Photo by Richard Brooks

After landing in the small airport in Kiritimati, we loaded our gear onto a truck own by Timei (pronounced “SEE-may” in I’Kiribiati) and drove down the single road looping around the island. The truck rumbled and jerked as we attempt to avoid the large potholes that scar the road as children run along the sides bouncing new tennis balls, gifts from some visiting fishermen.

Kiritimati is the largest atoll in the world, with one massive lagoon and numerous small saltwater ponds surrounded by a semi-circle of land elevated enough to collect a groundwater in a formation called a fresh water lens.
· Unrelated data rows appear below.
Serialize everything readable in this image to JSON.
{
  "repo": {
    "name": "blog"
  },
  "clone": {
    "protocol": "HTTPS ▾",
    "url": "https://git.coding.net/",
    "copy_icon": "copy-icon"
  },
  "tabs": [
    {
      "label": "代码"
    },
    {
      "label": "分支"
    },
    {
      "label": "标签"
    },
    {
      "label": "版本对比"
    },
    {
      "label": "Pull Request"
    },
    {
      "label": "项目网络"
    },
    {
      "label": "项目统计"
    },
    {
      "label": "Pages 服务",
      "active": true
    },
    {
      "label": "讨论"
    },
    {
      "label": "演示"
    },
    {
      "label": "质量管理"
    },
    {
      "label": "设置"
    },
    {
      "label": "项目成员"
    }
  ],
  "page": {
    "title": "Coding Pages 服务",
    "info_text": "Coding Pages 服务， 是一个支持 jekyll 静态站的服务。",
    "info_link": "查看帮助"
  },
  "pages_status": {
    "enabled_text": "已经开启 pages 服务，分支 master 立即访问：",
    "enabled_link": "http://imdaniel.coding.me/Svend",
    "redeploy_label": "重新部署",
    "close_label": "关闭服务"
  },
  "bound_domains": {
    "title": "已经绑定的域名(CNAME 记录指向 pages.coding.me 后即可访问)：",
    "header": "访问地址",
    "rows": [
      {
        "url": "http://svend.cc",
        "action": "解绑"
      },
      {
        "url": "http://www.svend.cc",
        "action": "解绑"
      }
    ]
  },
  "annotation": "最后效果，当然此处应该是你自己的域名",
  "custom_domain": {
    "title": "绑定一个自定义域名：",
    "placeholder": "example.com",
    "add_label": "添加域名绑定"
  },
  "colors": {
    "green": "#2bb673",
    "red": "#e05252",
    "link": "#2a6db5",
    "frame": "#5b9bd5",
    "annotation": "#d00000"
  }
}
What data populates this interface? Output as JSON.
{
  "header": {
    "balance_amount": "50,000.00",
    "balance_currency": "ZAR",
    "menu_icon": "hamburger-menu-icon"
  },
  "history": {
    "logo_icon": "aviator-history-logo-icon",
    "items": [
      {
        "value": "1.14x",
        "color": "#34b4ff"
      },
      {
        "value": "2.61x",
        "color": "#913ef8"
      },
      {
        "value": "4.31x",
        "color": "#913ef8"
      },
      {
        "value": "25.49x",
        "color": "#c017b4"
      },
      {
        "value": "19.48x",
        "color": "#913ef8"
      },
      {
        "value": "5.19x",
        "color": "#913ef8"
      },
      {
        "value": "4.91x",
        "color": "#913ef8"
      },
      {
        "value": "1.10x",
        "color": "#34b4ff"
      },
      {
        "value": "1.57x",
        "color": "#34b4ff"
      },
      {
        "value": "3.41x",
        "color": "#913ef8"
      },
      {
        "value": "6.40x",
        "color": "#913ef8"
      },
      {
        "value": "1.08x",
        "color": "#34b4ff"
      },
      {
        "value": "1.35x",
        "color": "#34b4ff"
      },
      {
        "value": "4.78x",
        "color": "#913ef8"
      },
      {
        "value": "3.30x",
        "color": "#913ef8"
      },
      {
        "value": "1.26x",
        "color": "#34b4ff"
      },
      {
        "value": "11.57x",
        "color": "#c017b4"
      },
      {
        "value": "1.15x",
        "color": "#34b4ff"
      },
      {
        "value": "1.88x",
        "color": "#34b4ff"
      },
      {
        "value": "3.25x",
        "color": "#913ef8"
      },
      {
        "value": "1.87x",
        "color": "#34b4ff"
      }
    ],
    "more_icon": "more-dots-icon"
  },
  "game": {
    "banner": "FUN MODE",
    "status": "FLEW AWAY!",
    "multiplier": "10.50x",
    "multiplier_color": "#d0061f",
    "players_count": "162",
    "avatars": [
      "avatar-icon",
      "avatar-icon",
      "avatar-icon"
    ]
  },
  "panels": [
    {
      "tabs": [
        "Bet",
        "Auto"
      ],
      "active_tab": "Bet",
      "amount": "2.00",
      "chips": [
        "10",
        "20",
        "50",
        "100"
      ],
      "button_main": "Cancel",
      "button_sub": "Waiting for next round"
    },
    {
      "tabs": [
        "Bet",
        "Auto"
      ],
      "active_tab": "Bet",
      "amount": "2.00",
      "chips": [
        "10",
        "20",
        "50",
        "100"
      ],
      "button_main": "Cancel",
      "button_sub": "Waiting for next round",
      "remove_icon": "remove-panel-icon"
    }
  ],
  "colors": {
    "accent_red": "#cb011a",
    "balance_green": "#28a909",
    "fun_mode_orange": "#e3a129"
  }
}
These lenses support plant and human life on atolls and are vital to the survival of island nations like Kiribati.

We met up with Eric Loss, the captain of Sea Dragon, who brought us to a pier near their anchorage. From there we scaled down a rickety ladder into one of the two tenders that the ship carries and finally arrived on board. Sea Dragon, once raced as a sailing yacht in the Southern Ocean, is 73 feet long and staffed by a crew of five. While aboard, we will help sail the ship to PIPA. Eric has cleared all the customs hurdles to depart, and after a short visit from a Kiritimati government photographer, we were ready to depart.

As the newest crew members, it was Michael’s and my job to hoist the mainsail that, although easy at first, both of us were straining and sweating as more and more of the sail unfurled. Eric set a course for Kanton, and we departed and, jet-lagged as we are, the watch schedule starts immediately—four hours on, eight hours off. There is a sense of tired excitement among all aboard as we set out for the Phoenix Islands, still six days away.